This book has been bouncing around in the back of my brain for a long time now and I think it is finally appropriate to come out as my last post as NADC consultant. It was given to me by an acquaintance who did not know what a deacon was or what a deacon does, but they heard that I was a deacon and saw it on Oprah's list and thought it must be for me! This friend of mine is not a professing christian and I don't know if they made the connection of the book to spirituality, but it was an enjoyable read.
My favourite quote was one that speaks to what deacons in all our congregations do. When the main character is asked his name, he says... "mostly in these parts they calls me Deacon." Which is followed up by the question, what does a deacon do? And here is his answer... that may be your answer too.
"Well now, that's a good question. We do all sorts of things. We helps the church. We throws out the garbage. We buys the furniture sometimes. We shop for he food for the deaconesses to make for the repast and such. We even preaches from time to time if we is called upon. We does whatever needs to be done. We're your holy handyman."

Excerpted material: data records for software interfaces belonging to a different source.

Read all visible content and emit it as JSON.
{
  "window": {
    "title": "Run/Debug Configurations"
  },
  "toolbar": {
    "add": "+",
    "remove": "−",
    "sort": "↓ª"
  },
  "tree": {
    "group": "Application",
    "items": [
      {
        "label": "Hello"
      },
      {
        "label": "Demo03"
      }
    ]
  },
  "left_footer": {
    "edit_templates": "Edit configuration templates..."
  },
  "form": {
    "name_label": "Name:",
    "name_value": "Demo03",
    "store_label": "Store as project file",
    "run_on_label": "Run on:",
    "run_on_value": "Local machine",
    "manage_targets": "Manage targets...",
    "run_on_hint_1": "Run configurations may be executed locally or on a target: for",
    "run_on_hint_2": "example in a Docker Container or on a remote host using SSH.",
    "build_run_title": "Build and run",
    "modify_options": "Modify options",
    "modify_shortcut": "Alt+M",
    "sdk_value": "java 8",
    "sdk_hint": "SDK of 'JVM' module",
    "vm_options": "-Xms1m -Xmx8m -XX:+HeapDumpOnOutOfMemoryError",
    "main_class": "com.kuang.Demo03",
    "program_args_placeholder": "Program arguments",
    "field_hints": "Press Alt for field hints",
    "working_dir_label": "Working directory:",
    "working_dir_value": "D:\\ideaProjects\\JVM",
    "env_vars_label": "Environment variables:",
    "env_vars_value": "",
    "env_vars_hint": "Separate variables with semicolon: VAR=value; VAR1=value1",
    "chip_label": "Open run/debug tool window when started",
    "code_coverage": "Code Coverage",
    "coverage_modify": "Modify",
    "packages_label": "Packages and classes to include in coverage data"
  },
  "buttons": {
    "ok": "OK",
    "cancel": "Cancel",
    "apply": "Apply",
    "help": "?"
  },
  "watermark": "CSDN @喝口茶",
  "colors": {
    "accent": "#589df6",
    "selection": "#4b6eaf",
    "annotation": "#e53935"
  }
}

A humble, well rounded answer in my opinion.
And an honest one, because he follows it up by saying well actually, truth be told, it's the women that run most of the churches out here and most of the time from behind the scenes. And don't we all know the truth and importance to that, as we should be elevating more women to leadership roles!
It is one thing I love about being a deacon and serving our congregations and communities. And it is one of the biggest things I will miss by not being in the NADC consultant role; connecting with and serving others. I will continue serving in deacon ways in my own congregation and I will try to be a presence in the areas of my passions, to the wider community as I am able on a voluntary basis. We need to continue the conversation on creation care and go further, we need to make walking the path of reconciliation with our Indigenous brothers and sisters one of the top justice actions and we can't overlook those on the margins who will help call us to account.
I hope deacons will continue to learn, be curious and compassionate about our world and all people in it. I hope deacons will continue to be excited about justice, service and love to others. And I hope deacons will inspire and encourage all those around them to do the same and find where their passions could lead them. Before I became a deacon, I had no idea that serving and building relationships with men in the prison system would give my life meaning and energy during a global pandemic, but we all need to be open to how God can surprise us.
There may be challenging times ahead for churches and those in leadership; (like deacons) but I pray that deacons will continue to be voices for peace, critics of injustice and keep doing what needs to be done. Life certainly never stays the same, new seasons and opportunities arise and we have to be willing and ready to go where the spirit leads.
I have been blessed by the seven years of serving in this role and I hope to still see many of you into the future, around the circles of ministry and care for our communities. - Jesse Edgington